_REQUIRED WORK_
Copy each line below in which the string "name" appears.

_EXERCISE DATA_
□ □ □ □ □

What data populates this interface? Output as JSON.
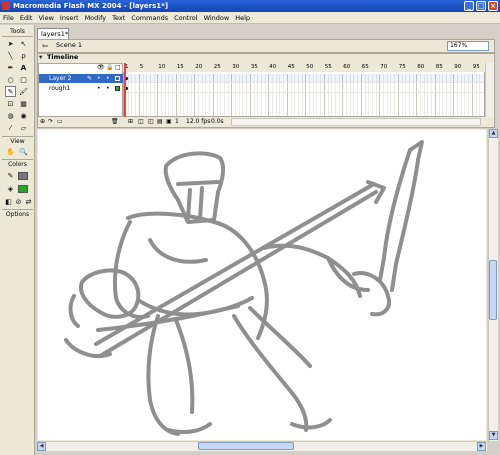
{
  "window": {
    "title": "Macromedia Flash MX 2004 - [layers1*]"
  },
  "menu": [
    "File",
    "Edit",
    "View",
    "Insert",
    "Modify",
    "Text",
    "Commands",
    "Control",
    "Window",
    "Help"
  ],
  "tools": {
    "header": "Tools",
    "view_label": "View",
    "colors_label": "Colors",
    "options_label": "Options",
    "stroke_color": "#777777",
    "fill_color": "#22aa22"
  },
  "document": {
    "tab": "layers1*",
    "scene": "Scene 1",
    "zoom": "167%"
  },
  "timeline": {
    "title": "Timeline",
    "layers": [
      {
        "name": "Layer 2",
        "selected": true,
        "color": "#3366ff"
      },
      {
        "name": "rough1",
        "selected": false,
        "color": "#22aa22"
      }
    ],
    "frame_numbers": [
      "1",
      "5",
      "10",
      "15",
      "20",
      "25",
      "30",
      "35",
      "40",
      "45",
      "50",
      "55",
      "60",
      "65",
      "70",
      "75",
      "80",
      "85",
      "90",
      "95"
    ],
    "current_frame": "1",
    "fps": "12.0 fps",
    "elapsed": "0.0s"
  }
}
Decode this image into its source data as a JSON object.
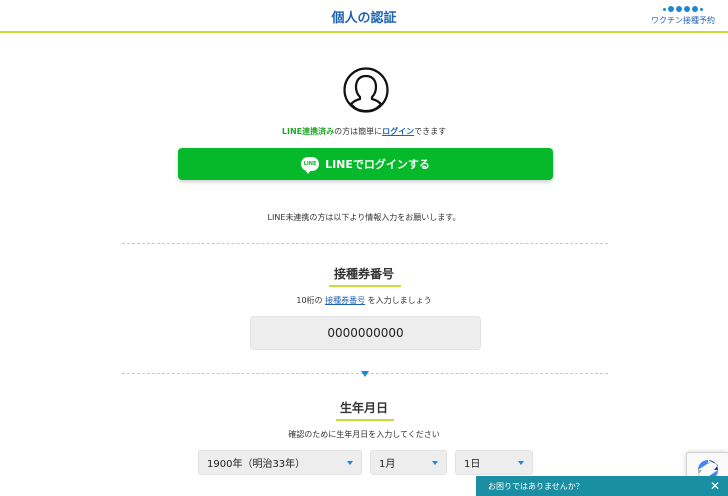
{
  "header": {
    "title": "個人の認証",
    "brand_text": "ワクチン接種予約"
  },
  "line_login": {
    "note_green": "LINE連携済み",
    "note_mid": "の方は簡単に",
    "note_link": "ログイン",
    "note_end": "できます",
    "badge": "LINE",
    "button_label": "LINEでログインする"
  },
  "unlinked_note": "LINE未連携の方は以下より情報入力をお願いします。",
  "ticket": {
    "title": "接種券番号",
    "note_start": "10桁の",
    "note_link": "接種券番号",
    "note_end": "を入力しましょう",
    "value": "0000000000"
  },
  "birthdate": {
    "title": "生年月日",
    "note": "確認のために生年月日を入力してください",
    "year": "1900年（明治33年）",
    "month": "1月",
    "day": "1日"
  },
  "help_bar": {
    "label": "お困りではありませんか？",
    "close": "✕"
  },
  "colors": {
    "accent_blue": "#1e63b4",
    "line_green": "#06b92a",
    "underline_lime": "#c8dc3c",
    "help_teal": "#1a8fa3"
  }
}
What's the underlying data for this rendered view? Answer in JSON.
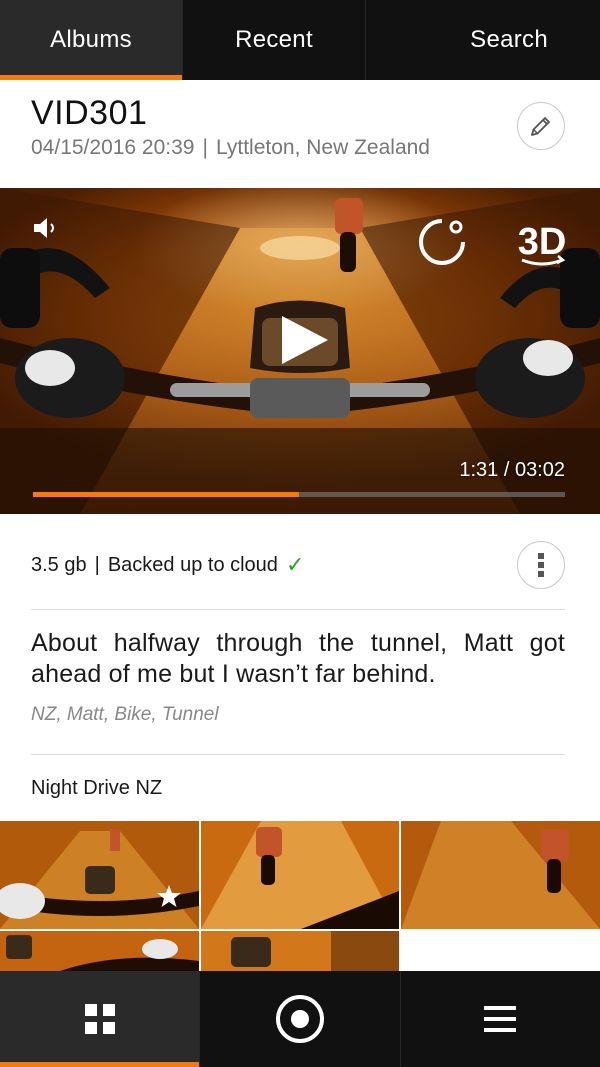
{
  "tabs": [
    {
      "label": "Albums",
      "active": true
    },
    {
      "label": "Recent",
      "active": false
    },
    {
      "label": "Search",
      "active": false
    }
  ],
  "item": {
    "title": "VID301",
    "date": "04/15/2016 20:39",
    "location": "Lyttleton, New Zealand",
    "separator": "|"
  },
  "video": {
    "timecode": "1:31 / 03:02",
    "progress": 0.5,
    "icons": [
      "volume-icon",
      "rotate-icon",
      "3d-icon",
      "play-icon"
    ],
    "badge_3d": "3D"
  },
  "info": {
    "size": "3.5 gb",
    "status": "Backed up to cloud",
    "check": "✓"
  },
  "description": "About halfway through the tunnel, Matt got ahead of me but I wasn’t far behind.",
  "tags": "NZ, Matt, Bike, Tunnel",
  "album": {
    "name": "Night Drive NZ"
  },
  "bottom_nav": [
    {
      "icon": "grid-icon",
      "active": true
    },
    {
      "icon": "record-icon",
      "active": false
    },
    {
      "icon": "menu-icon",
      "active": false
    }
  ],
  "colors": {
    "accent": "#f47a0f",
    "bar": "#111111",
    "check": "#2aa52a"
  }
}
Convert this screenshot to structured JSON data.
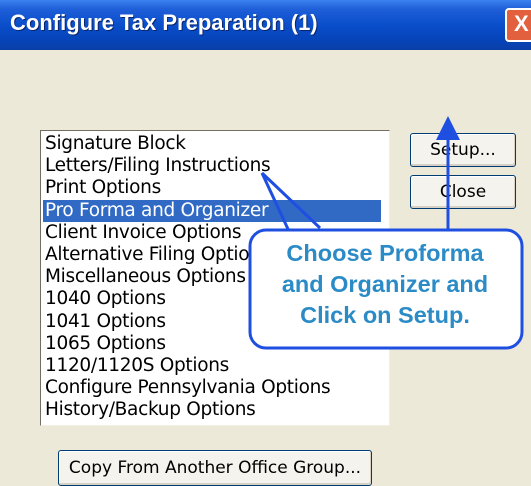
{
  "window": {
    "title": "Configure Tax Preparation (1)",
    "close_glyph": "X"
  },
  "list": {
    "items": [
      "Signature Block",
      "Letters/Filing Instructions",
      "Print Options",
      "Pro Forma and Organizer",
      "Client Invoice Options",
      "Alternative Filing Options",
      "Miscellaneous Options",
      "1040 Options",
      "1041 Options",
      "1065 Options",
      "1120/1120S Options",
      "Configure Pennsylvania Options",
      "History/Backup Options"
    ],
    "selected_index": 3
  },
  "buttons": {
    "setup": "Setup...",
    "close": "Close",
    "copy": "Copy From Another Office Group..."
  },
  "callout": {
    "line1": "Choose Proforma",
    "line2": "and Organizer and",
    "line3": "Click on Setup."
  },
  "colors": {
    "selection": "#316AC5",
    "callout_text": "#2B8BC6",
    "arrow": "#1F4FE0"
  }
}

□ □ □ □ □

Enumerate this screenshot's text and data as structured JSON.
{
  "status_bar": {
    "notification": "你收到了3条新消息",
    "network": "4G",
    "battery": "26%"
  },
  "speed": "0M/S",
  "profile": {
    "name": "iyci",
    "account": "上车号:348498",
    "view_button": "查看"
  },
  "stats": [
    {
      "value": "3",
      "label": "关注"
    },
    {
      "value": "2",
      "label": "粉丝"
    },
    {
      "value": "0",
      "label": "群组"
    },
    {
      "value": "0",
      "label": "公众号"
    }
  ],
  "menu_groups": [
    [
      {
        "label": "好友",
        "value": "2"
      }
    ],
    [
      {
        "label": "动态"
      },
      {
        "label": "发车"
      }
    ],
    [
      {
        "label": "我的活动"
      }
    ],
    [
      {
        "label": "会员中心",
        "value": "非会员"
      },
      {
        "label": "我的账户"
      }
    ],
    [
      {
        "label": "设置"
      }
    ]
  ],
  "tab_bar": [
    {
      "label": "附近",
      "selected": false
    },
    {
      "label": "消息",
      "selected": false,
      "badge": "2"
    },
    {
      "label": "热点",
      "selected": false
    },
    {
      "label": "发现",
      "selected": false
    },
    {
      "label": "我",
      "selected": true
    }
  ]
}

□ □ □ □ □

_TASK SOLUTION_
        "name": "Layer 2",
        "name": "rough1",
    "name": "Night Drive NZ"
    "name": "iyci",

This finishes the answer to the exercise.